EXERCISE OBJECTIVE: Line by line, please look for the word "Turn" in the following records, then copy each line you find it in.

GIVEN INFORMATION:

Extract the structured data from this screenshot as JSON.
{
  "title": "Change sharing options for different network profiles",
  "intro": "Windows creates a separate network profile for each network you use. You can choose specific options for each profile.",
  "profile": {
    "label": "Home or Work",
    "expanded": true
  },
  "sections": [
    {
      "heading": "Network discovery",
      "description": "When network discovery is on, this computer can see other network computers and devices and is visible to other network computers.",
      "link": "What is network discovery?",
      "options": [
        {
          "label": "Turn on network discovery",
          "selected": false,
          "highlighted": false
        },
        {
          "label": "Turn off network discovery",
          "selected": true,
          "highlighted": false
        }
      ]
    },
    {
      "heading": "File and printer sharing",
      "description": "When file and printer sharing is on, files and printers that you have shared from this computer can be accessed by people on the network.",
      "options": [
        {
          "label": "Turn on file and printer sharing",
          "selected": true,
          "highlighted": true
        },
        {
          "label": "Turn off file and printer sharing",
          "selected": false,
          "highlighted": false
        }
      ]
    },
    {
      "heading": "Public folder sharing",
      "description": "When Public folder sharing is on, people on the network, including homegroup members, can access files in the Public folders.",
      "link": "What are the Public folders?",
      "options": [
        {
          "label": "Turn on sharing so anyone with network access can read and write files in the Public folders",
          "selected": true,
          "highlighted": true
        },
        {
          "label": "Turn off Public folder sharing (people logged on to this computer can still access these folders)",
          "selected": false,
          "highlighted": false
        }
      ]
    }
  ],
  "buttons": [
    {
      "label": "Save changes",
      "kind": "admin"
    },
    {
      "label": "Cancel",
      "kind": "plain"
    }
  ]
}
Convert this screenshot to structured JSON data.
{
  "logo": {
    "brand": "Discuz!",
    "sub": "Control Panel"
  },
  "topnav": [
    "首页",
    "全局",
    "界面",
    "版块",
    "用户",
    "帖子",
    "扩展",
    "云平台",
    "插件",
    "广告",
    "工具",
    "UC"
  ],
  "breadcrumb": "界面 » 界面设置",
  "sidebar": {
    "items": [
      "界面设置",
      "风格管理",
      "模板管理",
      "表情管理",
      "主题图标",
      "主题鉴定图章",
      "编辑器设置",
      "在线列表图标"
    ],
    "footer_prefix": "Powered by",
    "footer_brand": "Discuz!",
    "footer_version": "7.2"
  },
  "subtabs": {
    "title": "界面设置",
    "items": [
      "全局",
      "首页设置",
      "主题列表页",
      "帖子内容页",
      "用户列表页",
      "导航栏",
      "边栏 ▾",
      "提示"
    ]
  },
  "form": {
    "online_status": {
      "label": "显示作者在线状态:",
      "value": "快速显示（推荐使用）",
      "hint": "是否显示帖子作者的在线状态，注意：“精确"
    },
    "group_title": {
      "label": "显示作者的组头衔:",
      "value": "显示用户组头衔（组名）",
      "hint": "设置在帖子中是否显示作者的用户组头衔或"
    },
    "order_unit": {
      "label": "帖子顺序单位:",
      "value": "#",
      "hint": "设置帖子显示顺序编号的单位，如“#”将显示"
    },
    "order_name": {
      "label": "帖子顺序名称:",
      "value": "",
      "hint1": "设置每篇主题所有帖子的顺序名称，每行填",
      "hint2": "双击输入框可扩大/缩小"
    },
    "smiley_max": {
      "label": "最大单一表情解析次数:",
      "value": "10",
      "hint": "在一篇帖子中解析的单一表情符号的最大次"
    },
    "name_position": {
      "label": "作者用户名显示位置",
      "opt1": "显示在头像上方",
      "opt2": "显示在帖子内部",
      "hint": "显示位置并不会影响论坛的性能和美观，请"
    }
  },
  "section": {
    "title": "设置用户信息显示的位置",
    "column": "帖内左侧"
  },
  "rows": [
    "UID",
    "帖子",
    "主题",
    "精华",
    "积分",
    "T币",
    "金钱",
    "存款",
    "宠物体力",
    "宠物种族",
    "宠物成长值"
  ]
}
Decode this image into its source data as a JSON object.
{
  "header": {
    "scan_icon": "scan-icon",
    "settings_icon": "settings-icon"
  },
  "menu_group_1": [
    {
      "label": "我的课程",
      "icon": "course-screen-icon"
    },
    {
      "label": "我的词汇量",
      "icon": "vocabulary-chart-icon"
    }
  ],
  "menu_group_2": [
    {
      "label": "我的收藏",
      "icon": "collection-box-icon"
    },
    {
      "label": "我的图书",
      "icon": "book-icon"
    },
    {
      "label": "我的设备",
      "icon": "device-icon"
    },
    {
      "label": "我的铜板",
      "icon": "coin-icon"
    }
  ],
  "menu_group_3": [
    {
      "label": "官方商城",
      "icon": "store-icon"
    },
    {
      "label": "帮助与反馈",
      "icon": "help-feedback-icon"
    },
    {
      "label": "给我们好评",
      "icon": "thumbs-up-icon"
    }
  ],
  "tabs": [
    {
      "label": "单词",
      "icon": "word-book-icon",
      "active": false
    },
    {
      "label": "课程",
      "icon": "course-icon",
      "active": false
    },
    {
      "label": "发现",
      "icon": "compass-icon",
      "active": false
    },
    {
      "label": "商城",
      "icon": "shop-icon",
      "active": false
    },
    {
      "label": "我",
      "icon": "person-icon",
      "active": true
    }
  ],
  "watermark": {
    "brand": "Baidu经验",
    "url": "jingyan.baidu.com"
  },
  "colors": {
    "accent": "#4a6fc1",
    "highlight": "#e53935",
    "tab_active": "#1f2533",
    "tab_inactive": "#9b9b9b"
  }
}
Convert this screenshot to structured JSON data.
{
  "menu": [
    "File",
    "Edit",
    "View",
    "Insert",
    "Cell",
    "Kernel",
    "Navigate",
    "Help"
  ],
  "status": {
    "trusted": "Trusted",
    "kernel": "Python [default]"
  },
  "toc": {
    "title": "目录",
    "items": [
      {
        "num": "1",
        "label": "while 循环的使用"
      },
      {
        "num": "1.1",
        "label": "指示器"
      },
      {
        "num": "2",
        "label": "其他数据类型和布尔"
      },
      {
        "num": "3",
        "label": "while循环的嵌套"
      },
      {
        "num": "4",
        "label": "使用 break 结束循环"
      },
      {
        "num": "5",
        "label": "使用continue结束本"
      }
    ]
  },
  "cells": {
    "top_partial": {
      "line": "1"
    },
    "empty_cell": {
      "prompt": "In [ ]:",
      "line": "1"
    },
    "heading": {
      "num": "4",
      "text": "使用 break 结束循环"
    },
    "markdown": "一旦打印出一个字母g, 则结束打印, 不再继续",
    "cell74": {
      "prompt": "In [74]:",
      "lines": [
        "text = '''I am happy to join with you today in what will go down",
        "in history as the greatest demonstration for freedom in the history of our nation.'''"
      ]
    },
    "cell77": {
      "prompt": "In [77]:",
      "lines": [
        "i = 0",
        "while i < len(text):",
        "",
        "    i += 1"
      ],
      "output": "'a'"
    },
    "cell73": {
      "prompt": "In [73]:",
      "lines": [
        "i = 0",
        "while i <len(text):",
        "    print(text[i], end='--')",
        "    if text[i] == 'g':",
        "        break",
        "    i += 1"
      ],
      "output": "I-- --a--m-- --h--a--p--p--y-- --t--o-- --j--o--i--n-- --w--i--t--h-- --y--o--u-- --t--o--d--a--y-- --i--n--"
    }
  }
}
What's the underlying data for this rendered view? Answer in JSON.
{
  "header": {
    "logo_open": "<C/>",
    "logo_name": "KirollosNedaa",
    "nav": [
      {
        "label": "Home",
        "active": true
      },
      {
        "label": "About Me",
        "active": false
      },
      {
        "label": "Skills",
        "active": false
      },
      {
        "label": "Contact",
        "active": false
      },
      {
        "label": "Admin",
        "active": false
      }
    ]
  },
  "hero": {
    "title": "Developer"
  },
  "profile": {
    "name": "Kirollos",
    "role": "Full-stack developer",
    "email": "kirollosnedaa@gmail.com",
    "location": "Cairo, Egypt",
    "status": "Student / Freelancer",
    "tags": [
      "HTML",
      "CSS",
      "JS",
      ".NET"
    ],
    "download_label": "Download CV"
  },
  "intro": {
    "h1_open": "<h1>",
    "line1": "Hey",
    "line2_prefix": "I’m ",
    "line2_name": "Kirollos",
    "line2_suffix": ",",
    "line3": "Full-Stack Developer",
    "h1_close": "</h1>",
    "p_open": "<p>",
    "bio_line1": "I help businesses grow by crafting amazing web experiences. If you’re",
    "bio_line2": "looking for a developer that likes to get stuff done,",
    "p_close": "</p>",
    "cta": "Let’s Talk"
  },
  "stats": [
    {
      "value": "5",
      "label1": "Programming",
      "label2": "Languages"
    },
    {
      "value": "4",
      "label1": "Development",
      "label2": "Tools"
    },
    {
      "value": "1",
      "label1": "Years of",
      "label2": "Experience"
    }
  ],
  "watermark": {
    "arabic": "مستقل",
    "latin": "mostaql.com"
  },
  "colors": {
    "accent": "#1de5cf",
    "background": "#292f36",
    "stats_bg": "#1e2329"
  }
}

FINAL ANSWER:
          "label": "Turn on network discovery",
          "label": "Turn off network discovery",
          "label": "Turn on file and printer sharing",
          "label": "Turn off file and printer sharing",
          "label": "Turn on sharing so anyone with network access can read and write files in the Public folders",
          "label": "Turn off Public folder sharing (people logged on to this computer can still access these folders)",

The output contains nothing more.